[[ Extracted material, beginning ]]

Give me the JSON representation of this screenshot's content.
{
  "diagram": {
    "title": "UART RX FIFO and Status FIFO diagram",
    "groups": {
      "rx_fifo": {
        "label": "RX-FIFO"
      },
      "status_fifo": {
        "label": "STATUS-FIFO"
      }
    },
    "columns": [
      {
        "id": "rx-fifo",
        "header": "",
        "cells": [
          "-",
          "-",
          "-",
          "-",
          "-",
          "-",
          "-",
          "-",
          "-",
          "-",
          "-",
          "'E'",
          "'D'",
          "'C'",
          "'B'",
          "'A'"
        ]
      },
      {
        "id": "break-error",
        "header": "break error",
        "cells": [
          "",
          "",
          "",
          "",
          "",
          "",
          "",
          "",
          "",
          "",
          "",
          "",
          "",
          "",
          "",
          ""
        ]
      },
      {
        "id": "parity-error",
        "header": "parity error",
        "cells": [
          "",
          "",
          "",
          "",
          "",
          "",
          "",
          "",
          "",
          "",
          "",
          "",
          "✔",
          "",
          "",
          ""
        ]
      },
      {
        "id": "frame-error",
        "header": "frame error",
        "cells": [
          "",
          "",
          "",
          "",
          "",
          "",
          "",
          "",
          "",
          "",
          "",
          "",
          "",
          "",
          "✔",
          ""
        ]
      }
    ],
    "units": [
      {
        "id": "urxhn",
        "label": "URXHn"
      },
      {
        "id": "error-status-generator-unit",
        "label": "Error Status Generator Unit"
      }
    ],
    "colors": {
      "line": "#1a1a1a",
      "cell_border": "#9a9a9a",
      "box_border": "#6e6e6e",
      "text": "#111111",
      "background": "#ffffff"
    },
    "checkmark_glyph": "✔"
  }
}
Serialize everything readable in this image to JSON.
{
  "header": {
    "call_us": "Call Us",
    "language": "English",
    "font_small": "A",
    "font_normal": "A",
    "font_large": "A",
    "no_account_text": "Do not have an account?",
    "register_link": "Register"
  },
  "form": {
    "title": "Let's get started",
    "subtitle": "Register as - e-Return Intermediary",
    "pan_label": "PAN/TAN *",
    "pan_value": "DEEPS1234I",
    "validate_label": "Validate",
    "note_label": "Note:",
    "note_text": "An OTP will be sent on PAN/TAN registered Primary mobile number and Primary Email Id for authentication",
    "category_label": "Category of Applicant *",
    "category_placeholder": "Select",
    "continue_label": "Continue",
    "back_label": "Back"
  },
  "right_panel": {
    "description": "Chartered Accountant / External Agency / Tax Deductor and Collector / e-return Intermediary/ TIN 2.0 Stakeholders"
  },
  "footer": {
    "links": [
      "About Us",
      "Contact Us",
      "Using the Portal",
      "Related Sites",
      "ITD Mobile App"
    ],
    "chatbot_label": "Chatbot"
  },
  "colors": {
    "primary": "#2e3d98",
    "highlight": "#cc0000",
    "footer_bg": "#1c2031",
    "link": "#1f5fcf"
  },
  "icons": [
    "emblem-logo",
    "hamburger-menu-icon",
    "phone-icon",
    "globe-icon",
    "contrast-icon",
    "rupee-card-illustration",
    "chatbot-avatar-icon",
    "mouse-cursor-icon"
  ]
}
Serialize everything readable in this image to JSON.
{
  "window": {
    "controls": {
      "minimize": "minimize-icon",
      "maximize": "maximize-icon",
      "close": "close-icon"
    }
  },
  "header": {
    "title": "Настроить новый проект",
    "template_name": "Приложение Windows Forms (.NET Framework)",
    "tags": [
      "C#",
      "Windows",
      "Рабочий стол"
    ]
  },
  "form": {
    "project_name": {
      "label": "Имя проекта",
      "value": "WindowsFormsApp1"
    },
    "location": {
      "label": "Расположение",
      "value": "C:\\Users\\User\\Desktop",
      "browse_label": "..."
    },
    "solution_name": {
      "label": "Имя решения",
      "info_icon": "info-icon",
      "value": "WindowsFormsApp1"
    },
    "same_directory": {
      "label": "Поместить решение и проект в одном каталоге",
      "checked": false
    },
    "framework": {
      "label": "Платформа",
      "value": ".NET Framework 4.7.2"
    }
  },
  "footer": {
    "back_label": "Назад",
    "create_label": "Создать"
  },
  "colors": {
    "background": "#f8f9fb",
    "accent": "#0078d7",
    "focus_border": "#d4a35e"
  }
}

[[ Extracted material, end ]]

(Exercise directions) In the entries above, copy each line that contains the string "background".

(Reply)
      "background": "#ffffff"
    "background": "#f8f9fb",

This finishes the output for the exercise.